The Undertones headline a family-friendly day out in Derry, writes Garbhan Downey
While Londoners finish their summer season with the Last Night of the Proms at the Albert Hall, the people of Derry celebrate theirs with a massive family party in Brooke Park.
It’s almost three decades since the Undertones hosted their first gig here – a CND concert, which was serviced by a 60ft electric cable strewn across a major roadway into a friendly neighbouring house. And there’s three reasons the city’s favourite sons would have been particularly happy with this fifth Picnic in the Park in 2010.
One, they now have their own electricity supply. Two, the majority of the dancers up front wouldn’t even have been born when the Undertones reformed. And three, John O’Neill has now acquired the coolest yellow shirt in rock and roll history.
Oh, and they also sound better than ever. Paul McLoone, who replaced Feargal Sharkey in the late 1990s, is an energetic and theatrical frontman, and a damned good singer to boot. He’s not a bad looking fella, either. When he sings ‘I wanna, wanna be a male model’, you don’t get the same sense of irony off the lyric as you did when his predecessor was singing it.
There’s always a lot of fun with the Undertones too. They read requests for birthdays, josh happily with promoter Eddie Kerr about the damp weather and then all point up ruefully, mid-song, when the sun briefly appears. They even crack a joke about poor old Man United’s disastrous day out at Everton [which, it has to be said, reflects badly on them according to some CNI staff].
In a nice segue, they dedicate ‘Jimmy Jimmy’ to second-on-the-bill Paddy Nash and the Happy Enchiladas, who sang the hit on BBC Radio Foyle’s morning programme in a pre-bash promo the previous day.
The Enchiladas set is also wonderful, if too short.

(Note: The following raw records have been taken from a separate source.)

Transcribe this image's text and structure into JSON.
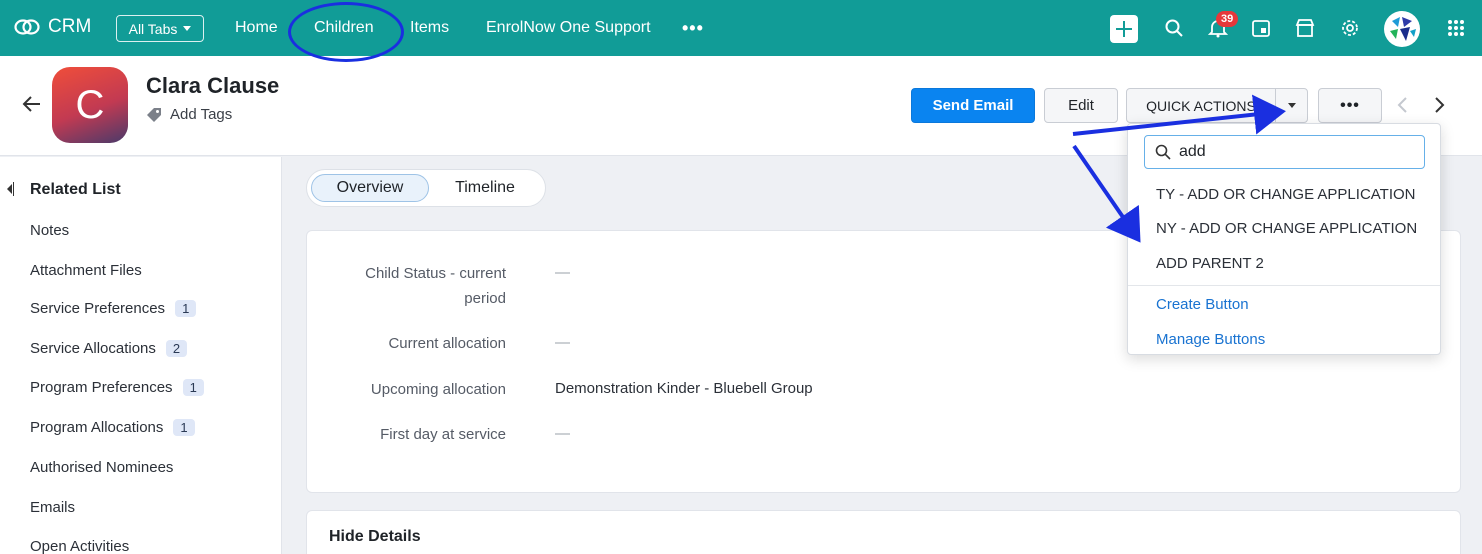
{
  "topbar": {
    "brand": "CRM",
    "all_tabs": "All Tabs",
    "nav": [
      "Home",
      "Children",
      "Items",
      "EnrolNow One Support"
    ],
    "notification_count": "39",
    "color": "#119c97"
  },
  "record": {
    "initial": "C",
    "name": "Clara Clause",
    "add_tags": "Add Tags"
  },
  "actions": {
    "send_email": "Send Email",
    "edit": "Edit",
    "quick_actions": "QUICK ACTIONS",
    "more": "•••"
  },
  "sidebar": {
    "heading": "Related List",
    "items": [
      {
        "label": "Notes",
        "count": ""
      },
      {
        "label": "Attachment Files",
        "count": ""
      },
      {
        "label": "Service Preferences",
        "count": "1"
      },
      {
        "label": "Service Allocations",
        "count": "2"
      },
      {
        "label": "Program Preferences",
        "count": "1"
      },
      {
        "label": "Program Allocations",
        "count": "1"
      },
      {
        "label": "Authorised Nominees",
        "count": ""
      },
      {
        "label": "Emails",
        "count": ""
      },
      {
        "label": "Open Activities",
        "count": ""
      }
    ]
  },
  "tabs": [
    "Overview",
    "Timeline"
  ],
  "fields": [
    {
      "label_line1": "Child Status - current",
      "label_line2": "period",
      "value": "—"
    },
    {
      "label_line1": "Current allocation",
      "label_line2": "",
      "value": "—"
    },
    {
      "label_line1": "Upcoming allocation",
      "label_line2": "",
      "value": "Demonstration Kinder - Bluebell Group"
    },
    {
      "label_line1": "First day at service",
      "label_line2": "",
      "value": "—"
    }
  ],
  "hide_details": "Hide Details",
  "dropdown": {
    "search_value": "add",
    "items": [
      "TY - ADD OR CHANGE APPLICATION",
      "NY - ADD OR CHANGE APPLICATION",
      "ADD PARENT 2"
    ],
    "links": [
      "Create Button",
      "Manage Buttons"
    ]
  },
  "annotation_color": "#1a2fe0"
}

But thankfully opportunities to see the Nashman & Co deliver are becoming a lot more plentiful. And the smart money says that this band is going to get busier and busier still.
Other acts who light up the greying skies in this one-day festival include the Wonder Villains, the Border Blues Project, the City of Hope Choir, the Cannibals, classical musicians Sarah Murphy and Sean Woods, and the multicultural drummers of Harmonicity.
In between times, there is lots to keep the younger children entertained, including organised sports, clowns, jugglers, balloon modellers and samba bands - all in a safe, alcohol-free environment.
For those who didn’t pack a picnic, the Changaro Trust fired up their now legendary barbecue to feed the masses and raise a few pounds for their street children’s refuge in Kenya.
Special nods must go the Friends of Brooke Park group, Seeds and Derry City Council for establishing this event as a permanent fixture on Derry’s cultural calendar. And none of it would have happened without Sharon Meehan, Jim Collins and Ollie Green. Well done to all.